[Dataset rows describing interfaces]
####

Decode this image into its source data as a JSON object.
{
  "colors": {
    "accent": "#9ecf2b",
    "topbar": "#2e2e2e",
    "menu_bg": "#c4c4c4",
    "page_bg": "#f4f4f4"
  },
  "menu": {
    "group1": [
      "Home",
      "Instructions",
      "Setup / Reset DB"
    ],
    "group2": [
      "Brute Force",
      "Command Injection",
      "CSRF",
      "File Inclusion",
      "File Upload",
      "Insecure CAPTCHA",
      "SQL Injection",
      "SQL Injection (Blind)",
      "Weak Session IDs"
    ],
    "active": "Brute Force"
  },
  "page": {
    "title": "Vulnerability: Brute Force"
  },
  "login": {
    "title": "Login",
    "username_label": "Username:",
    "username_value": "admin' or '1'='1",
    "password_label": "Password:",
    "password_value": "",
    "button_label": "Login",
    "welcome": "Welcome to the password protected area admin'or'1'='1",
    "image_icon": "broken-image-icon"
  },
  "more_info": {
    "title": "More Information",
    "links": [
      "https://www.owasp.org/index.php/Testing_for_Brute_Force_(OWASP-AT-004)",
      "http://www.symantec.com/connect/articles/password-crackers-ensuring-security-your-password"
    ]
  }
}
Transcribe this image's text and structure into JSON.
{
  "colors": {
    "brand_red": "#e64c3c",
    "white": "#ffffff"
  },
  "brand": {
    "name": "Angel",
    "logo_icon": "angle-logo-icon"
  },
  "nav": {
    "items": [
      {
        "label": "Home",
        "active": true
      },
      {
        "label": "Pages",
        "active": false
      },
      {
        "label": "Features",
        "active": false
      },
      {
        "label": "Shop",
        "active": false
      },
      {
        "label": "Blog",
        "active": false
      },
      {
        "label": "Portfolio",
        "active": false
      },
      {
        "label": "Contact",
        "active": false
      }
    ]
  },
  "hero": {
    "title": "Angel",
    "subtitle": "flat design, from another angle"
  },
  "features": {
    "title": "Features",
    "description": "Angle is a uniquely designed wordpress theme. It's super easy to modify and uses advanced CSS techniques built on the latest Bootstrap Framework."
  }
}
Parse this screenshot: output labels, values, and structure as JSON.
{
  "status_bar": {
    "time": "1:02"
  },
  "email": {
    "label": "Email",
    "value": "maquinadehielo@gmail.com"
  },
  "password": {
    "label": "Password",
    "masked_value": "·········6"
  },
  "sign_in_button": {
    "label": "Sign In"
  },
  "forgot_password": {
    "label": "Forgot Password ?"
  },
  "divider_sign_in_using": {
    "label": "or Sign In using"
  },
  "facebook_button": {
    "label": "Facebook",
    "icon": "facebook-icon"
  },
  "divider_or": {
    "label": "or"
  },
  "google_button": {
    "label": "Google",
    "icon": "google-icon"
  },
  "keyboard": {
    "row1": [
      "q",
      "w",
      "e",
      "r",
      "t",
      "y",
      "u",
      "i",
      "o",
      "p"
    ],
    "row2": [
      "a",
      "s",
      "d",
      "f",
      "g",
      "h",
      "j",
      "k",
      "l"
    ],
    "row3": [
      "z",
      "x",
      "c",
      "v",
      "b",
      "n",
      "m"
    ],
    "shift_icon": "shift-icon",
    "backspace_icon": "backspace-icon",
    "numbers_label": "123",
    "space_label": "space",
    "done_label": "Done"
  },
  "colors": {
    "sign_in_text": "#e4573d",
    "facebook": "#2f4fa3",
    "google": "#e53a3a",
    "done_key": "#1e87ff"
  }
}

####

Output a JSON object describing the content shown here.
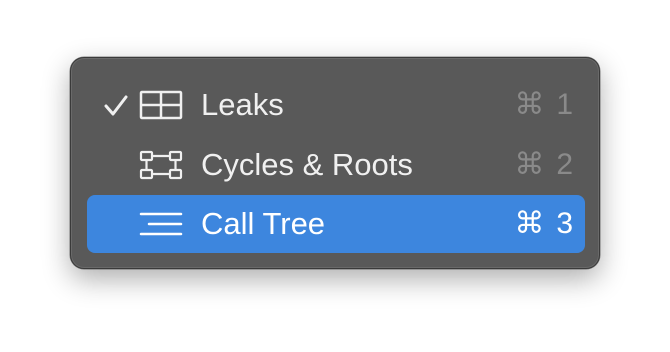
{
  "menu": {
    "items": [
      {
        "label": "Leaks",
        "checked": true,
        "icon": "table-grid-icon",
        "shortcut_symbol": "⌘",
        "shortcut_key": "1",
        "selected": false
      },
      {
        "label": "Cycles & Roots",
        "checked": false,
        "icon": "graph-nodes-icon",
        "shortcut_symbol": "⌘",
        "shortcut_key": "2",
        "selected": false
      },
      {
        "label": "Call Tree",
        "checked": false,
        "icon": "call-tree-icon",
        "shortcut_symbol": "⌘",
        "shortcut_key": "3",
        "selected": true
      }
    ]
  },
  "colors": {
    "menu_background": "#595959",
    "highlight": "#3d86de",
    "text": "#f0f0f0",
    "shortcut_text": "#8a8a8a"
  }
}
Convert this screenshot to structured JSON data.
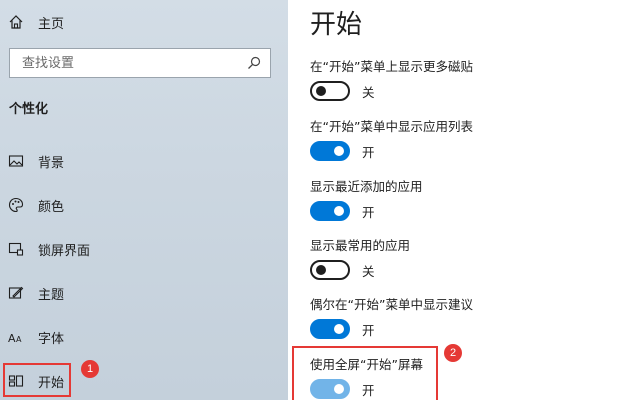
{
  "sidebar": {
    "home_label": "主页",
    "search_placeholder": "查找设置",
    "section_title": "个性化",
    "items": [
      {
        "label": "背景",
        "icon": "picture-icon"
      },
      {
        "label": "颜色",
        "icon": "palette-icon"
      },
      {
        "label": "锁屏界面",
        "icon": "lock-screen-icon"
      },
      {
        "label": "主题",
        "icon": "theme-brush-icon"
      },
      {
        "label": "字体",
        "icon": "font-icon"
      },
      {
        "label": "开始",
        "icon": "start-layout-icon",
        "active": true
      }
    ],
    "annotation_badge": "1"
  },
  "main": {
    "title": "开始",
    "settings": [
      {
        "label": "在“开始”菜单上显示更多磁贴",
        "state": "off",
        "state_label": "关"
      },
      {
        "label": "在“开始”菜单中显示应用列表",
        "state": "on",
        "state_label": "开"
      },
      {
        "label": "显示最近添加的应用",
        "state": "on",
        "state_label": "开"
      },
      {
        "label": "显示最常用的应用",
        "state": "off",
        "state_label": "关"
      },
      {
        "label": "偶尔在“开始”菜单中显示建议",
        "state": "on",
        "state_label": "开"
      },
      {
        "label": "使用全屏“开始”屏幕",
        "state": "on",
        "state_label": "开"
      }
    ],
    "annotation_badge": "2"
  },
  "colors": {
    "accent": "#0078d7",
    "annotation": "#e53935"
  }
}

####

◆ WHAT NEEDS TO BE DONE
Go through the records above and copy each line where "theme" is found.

◆ ANSWER BELOW
    "description": "Angle is a uniquely designed wordpress theme. It's super easy to modify and uses advanced CSS techniques built on the latest Bootstrap Framework."
        "icon": "theme-brush-icon"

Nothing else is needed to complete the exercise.